WHEELING, W.Va. — For an average price of $8,732 per acre with 20 percent production royalties, the West Virginia Department of Commerce with allow Norway-based Statoil to frack for oil and natural gas thousands of feet beneath the Ohio River.
The finalized lease agreement for drilling in state-owned mineral tracts under the river is in addition to those filed by Noble Energy and Gastar Exploration, which would pay the state $4.9 million and $749,000, respectively, in addition to the 20 percent royalties. These deals are not yet official, however, as the companies remain in negotiations with state leaders.
“We are still finalizing agreements with Gastar Exploration and Noble Energy, but expect to have those executed before the end of the month,” commerce department spokeswoman Chelsea Ruby said.
Statoil officials could not be reached for comment.

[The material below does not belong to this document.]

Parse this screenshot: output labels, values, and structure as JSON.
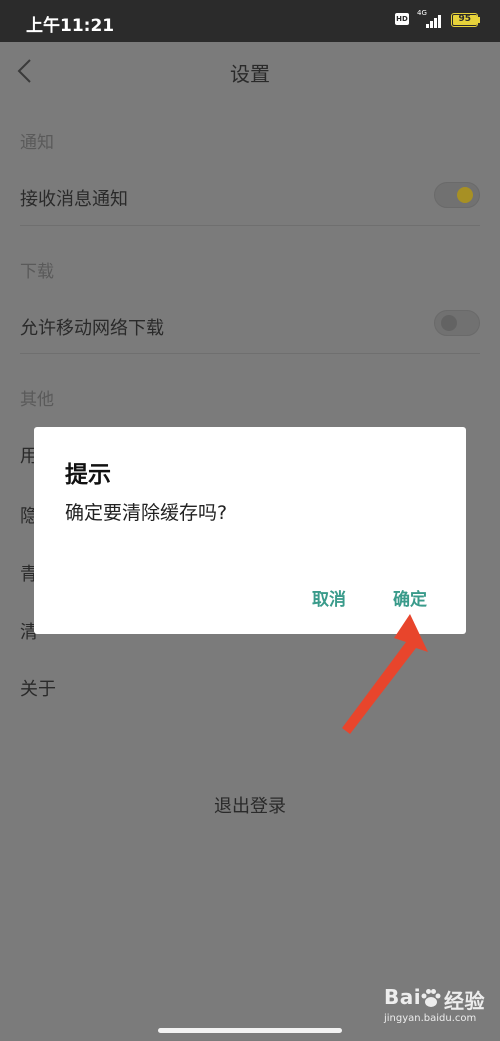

Gastar Senior Vice President and Chief Operating Officer Mike McCown estimates his firm’s deal, alone, would eventually yield a $40 million windfall for West Virginia officials. He said it would cost his company “much more than $10 million” to drill a single Utica shale well under the river.
Statoil plans to drill on about 474 acres beneath the river in southern Marshall County and northern Wetzel County. Ruby said the West Virginia Division of Natural Resources, which operates under the auspices of the commerce department, considers a number of factors when discussing the bids. These include the ability of the company to develop the wells, the reputation of the drilling firm and the proposed location of the wells.
Although some environmental advocacy groups oppose plans to drill under the Ohio River because of potential drinking water contamination, state and industry leaders seemingly have no such concerns. The state Department of Environmental Protection’s Office of Oil and Gas issues drilling permits in West Virginia. Chief James Martin has said fracking under the river would not be any different than doing so elsewhere because the horizontal wells will be thousands of feet below the riverbed. The producer could also establish its drilling pad more than one mile away from the target because of the length of the laterals.
“I am convinced we can do this safely – and we will demonstrate that,” McCown said. “We have drilled over 70 Marcellus wells and two Utica wells in West Virginia.”
Statoil previously operated wells in Ohio County in conjunction with Chesapeake Energy, with Chesapeake owning 71 percent of each operation and Statoil holding the remainder. However, the company reduced its interest in the local wells from 29 percent to 23 percent upon Chesapeake’s $5 billion sale to Southwestern Energy.